“We’ve been around for almost a century and have seen a lot of change over time,” says Craig Bennett. “It’s only natural and we always try to position ourselves in a way so we can turn any challenge into an opportunity. And history has proven us right, just take a look at the balance sheet – with more than half of the market share, Utility is the number one in the refrigerated segment, holding that position since 1994. And overall production places us comfortably as the third largest manufacturer in the US, with nearly 16 per cent of market share. I believe that’s a very solid foundation for future business.”
While President Hal Bennett is confident to set ‘market leadership’ as a long-term goal, he is also aware of the fact that the real challenge has only just begun. After all, the international competition has used the time to gear up and enter into the North American OEM market as well.
While some may use that situation as an excuse to ‘wait and see’, the market itself doesn’t really allow for hesitation. From a total production of 79,000 trailers in 2009, the industry bounced back to over 240,000 in 2012 and the overall sentiment is positive again. Hence, production has to keep up with growing demand while the engineering department has to ensure the product portfolio is ready to compete.
“The modern US fleet is looking for the ideal mix between performance, weight, and price, so we have to work hard to find the right balance,” says Hal Bennett. “With increasing fuel costs and new regulations that ultimately add weight to the prime mover, weight continues to be a growing concern in the fleet segment. But while the economic concerns over the past five years have definitely driven pricing considerations, life cycle cost is still seen as a more critical variable that the initial price of the trailer. So, that’s what we will be focusing on first and foremost.”

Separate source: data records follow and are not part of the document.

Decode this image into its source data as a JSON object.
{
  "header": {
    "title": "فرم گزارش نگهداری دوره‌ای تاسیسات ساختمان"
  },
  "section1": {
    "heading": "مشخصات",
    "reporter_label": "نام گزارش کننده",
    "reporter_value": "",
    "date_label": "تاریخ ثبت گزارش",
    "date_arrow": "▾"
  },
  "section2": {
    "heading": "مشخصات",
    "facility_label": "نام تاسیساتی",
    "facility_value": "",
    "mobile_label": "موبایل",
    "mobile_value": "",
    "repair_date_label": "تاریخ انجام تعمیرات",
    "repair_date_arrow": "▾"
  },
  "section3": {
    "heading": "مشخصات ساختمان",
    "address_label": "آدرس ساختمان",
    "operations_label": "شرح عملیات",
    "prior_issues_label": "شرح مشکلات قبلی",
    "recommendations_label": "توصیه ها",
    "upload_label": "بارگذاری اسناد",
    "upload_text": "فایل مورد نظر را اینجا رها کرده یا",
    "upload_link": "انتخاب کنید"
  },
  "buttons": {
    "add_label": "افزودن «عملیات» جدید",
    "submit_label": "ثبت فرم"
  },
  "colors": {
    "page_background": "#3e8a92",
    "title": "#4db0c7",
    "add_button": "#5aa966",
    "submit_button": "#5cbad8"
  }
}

To stay ahead of the pack, Utility’s multi-million dollar R&D centre is constantly working on new designs and innovations, and to do so, it can draw on a company-owned ‘torture’ track. “Having our own test track for over 40 years has given us the ability to design against bench marked successes. We test, re-test and test again until we get it right”, says Craig Bennett.
Emphasizing quality before price, Paul Bennett is in line with many a family business in the world, finding that consumers tend to associate that type of business with quality production and a more honest approach to doing business. In a way, that ‘family brand identity’ has thereby become a tool to effectively differentiate Utility in the crowded US marketplace – and with Jeff, Stephen and Todd in the business, there is no sign of backing down.
In fact, it is scientifically proven that the high performance of family businesses is the result of the inherent strengths they have compared to public counterparts, including a high level of commitment, knowledge continuity as well as reliability and a sense of personal pride.3
“Many family members identify with the company and are usually willing to work harder and reinvest part of their profits into the business to allow it to grow in the long term,” according to a World Bank report. They also make it a priority to pass on their accumulated knowledge, experience, and skills to ensure the company’s original identity will be preserved in the long run – which is especially true in Utility’s case, where the two generations are working hand in hand to make the transition as smooth as possible.
“At Utility, we have always responded to the changing needs of the market, but one thing that will never change is our dedication to providing satisfaction to each of our customers,” says Paul Bennett. “But at the end of the day, we are a family business – regardless of our global footprint or turnover.”